The video I’m so fucking happy, sows similar doubt regarding authenticity. Whereas Territorial Statements progresses rhythmically and smoothly in time with our slow, physical experience of the work, I’m so fucking happy is far more direct and insistent. A number of women passing by in a Danish town have been asked to say, ”I’m so fucking happy” to the camera. In a brief, precise montage, which makes its points like pistol shots, Johnsen and Nielsen have assembled clips of the many ways in which the women say this. While some of them make the statement with great enthusiasm and relish, others are expressionless and mechanical. Nevertheless, most finish off their performance with a little smile and a nod in the direction of the camera, apparently seeking confirmation that they have done their job well enough.

                      The expression is itself ambiguous. The word ”fucking” has slipped into the positive statement, giving it an ironical twist. The statement as such becomes an external, artificial construction not based on any real feeling but rather on a performative gesture – an act. Because the setting is so obvious with the repetition of the same sentence by the various women, the statement stands increasingly as a hysterical and strident sustention of an external image that undermines its own credibility.
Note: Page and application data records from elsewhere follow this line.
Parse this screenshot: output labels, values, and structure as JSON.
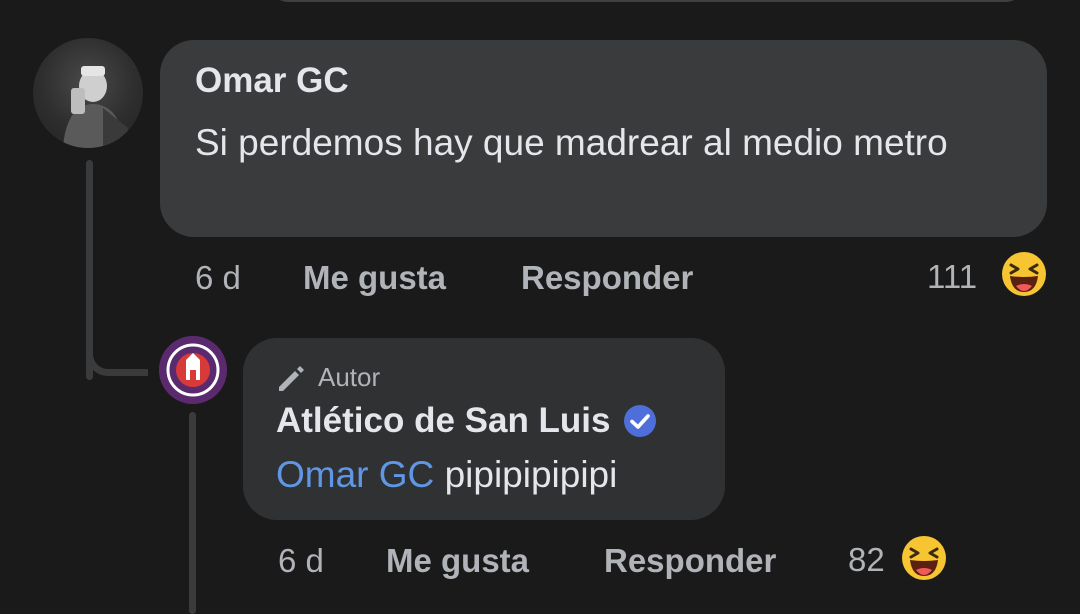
{
  "comment": {
    "author": "Omar GC",
    "text": "Si perdemos hay que madrear al medio metro",
    "time": "6 d",
    "like_label": "Me gusta",
    "reply_label": "Responder",
    "reaction_count": "111",
    "reaction_icon": "haha-emoji-icon"
  },
  "reply": {
    "badge_label": "Autor",
    "author": "Atlético de San Luis",
    "verified_icon": "verified-badge-icon",
    "mention": "Omar GC",
    "text": "pipipipipipi",
    "time": "6 d",
    "like_label": "Me gusta",
    "reply_label": "Responder",
    "reaction_count": "82",
    "reaction_icon": "haha-emoji-icon"
  },
  "colors": {
    "background": "#1a1a1b",
    "bubble": "#3a3b3c",
    "mention": "#5f97e5",
    "verified": "#4e6fd9",
    "haha": "#f7c531"
  }
}
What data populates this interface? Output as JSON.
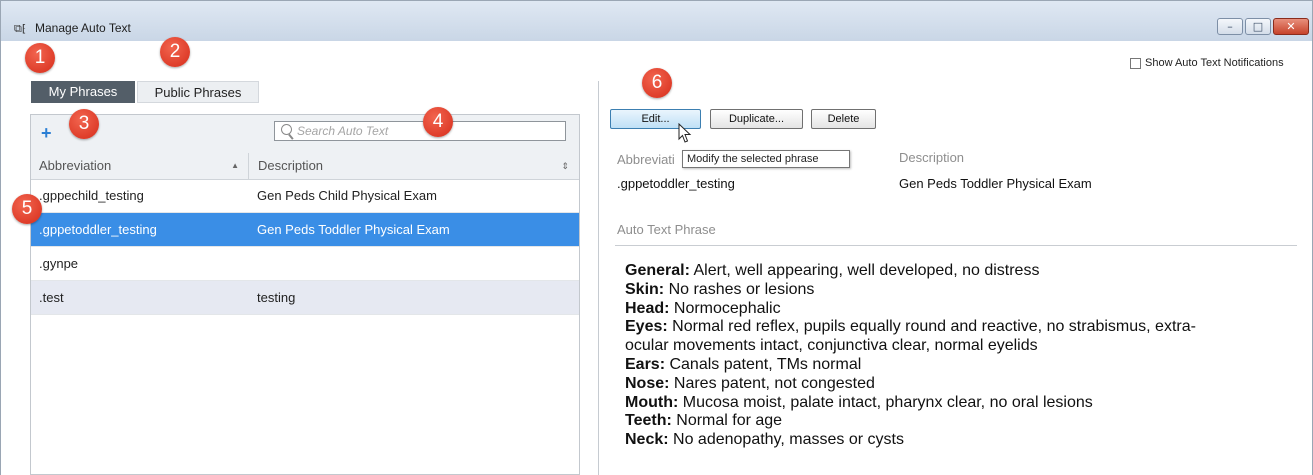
{
  "window": {
    "title": "Manage Auto Text",
    "controls": {
      "minimize": "–",
      "maximize": "□",
      "close": "✕"
    }
  },
  "badges": [
    "1",
    "2",
    "3",
    "4",
    "5",
    "6"
  ],
  "tabs": {
    "my_phrases": "My Phrases",
    "public_phrases": "Public Phrases"
  },
  "toolbar": {
    "add_glyph": "+",
    "search_placeholder": "Search Auto Text"
  },
  "table": {
    "columns": {
      "abbreviation": "Abbreviation",
      "description": "Description"
    },
    "sort_glyphs": {
      "abbreviation": "▲",
      "description": "⇕"
    },
    "rows": [
      {
        "abbreviation": ".gppechild_testing",
        "description": "Gen Peds Child Physical Exam"
      },
      {
        "abbreviation": ".gppetoddler_testing",
        "description": "Gen Peds Toddler Physical Exam"
      },
      {
        "abbreviation": ".gynpe",
        "description": ""
      },
      {
        "abbreviation": ".test",
        "description": "testing"
      }
    ],
    "selected_index": 1
  },
  "detail": {
    "show_notifications_label": "Show Auto Text Notifications",
    "show_notifications_checked": false,
    "buttons": {
      "edit": "Edit...",
      "duplicate": "Duplicate...",
      "delete": "Delete"
    },
    "tooltip": "Modify the selected phrase",
    "abbreviation_label": "Abbreviati",
    "description_label": "Description",
    "abbreviation_value": ".gppetoddler_testing",
    "description_value": "Gen Peds Toddler Physical Exam",
    "phrase_label": "Auto Text Phrase",
    "phrase_lines": [
      {
        "head": "General:",
        "text": " Alert, well appearing, well developed, no distress"
      },
      {
        "head": "Skin:",
        "text": " No rashes or lesions"
      },
      {
        "head": "Head:",
        "text": " Normocephalic"
      },
      {
        "head": "Eyes:",
        "text": " Normal red reflex, pupils equally round and reactive, no strabismus, extra-"
      },
      {
        "head": "",
        "text": "ocular movements intact, conjunctiva clear, normal eyelids"
      },
      {
        "head": "Ears:",
        "text": " Canals patent, TMs normal"
      },
      {
        "head": "Nose:",
        "text": " Nares patent, not congested"
      },
      {
        "head": "Mouth:",
        "text": " Mucosa moist, palate intact, pharynx clear, no oral lesions"
      },
      {
        "head": "Teeth:",
        "text": " Normal for age"
      },
      {
        "head": "Neck:",
        "text": " No adenopathy, masses or cysts"
      }
    ]
  },
  "colors": {
    "selected_row": "#3a8ee6",
    "alt_row": "#e6e9f2",
    "active_tab": "#535e68",
    "badge": "#e0402c",
    "add_icon": "#2b7fd4"
  },
  "icons": {
    "app": "auto-text-app-icon",
    "add": "plus-icon",
    "search": "search-icon",
    "cursor": "mouse-pointer-icon"
  }
}
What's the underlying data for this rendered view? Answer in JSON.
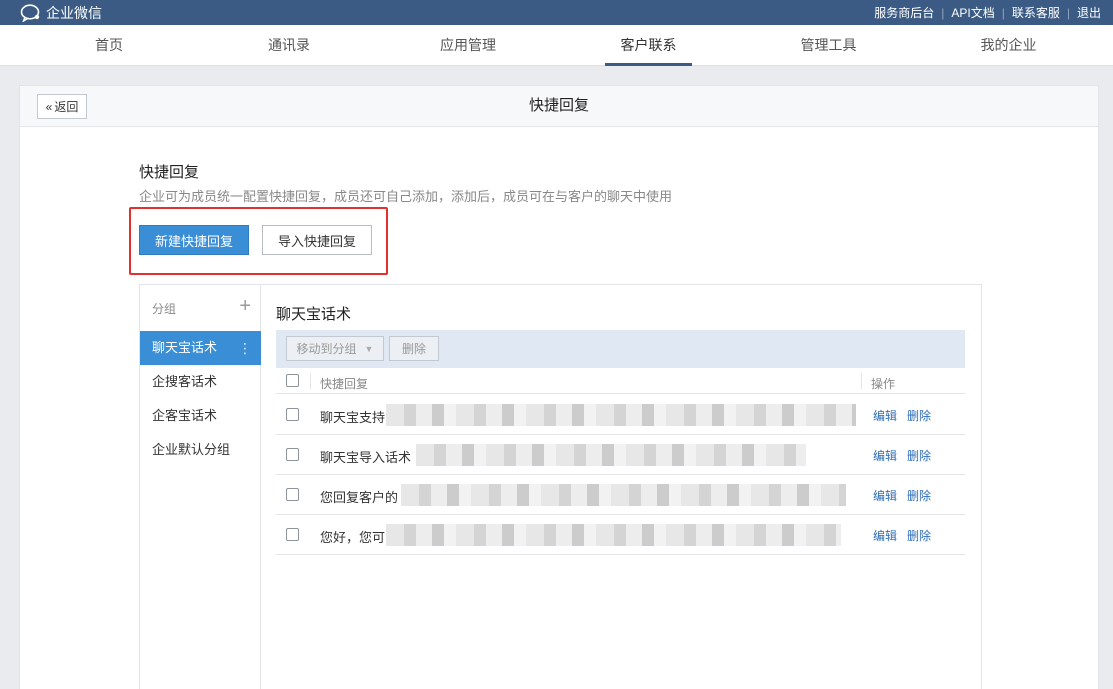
{
  "topbar": {
    "logo_text": "企业微信",
    "links": [
      "服务商后台",
      "API文档",
      "联系客服",
      "退出"
    ]
  },
  "nav": {
    "items": [
      "首页",
      "通讯录",
      "应用管理",
      "客户联系",
      "管理工具",
      "我的企业"
    ],
    "active": "客户联系"
  },
  "panel": {
    "back_label": "返回",
    "title": "快捷回复"
  },
  "section": {
    "title": "快捷回复",
    "desc": "企业可为成员统一配置快捷回复，成员还可自己添加，添加后，成员可在与客户的聊天中使用",
    "new_button": "新建快捷回复",
    "import_button": "导入快捷回复"
  },
  "groups": {
    "header": "分组",
    "items": [
      "聊天宝话术",
      "企搜客话术",
      "企客宝话术",
      "企业默认分组"
    ],
    "active": "聊天宝话术"
  },
  "list": {
    "title": "聊天宝话术",
    "move_button": "移动到分组",
    "delete_button": "删除",
    "col_reply": "快捷回复",
    "col_action": "操作",
    "rows": [
      {
        "text": "聊天宝支持",
        "edit": "编辑",
        "delete": "删除"
      },
      {
        "text": "聊天宝导入话术",
        "edit": "编辑",
        "delete": "删除"
      },
      {
        "text": "您回复客户的",
        "edit": "编辑",
        "delete": "删除"
      },
      {
        "text": "您好，您可",
        "edit": "编辑",
        "delete": "删除"
      }
    ]
  },
  "colors": {
    "topbar": "#3b5b84",
    "primary": "#3a8ed6",
    "highlight_border": "#e0312f",
    "link": "#2e6db4"
  }
}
                      The large number of short, spasmodic clips assail our eyes with a hyperventilating and insistent mass of images that not only cross the boundary between public and private, but also between authenticity and construction. With a reconciling twinkle in their eyes, Johnsen and Nielsen here produce the results of their studies of the boundaries we try every day to retain in our dealings with the world around us. Only too well, we recognise the feeling of putting on a happy smile even when things look at their worst. So the encounter with this work creates an jolt in the stream of images we call our reality.

                      It is difficult not to be affected by  these works by Johnsen and Nielsen. The viewer’s expectations and feelings are part of the register constituting their artistic material. In their installations set up in specific localities in Esbjerg, where they have arranged lighting and fixed cameras in a number of passageways through which the locals walk every day, the viewer is quite literally and physically drawn in. The people who frequently pass through without really reflecting on their surroundings suddenly have their attention drawn to the space through which they are walking. The camera equipment reveals the boundaries in the town – and thus the way in which people enter it – with all the associations with the troubles and checks of a society under constant survellance that come with the camera. In one of the passageways, Johnsen and Nielsen have placed a spotlight that suddenly puts the passer-by at the centre, while another is clad in a yellow light that attracts people walking by. In both places, monitors have been  installed in which people see themselves as they pass by.

                      As in our everyday dealings with the world we often go about without thought and only briefly gain an intuition of our real being in the world, Johnsen’s and Nielsen’s imperceptible artifices in the town’s passageways produce a fleeting moment of  understanding in people as they go through. Suddenly they have a sense of themselves in the world. The boundaries between the individual and the world are both marked out and expanded. The jolt that creates fertile ground for reflection and understanding is all at once a reality. We have moved out of the world to which we are accustomed and into a borderland where anything can happen.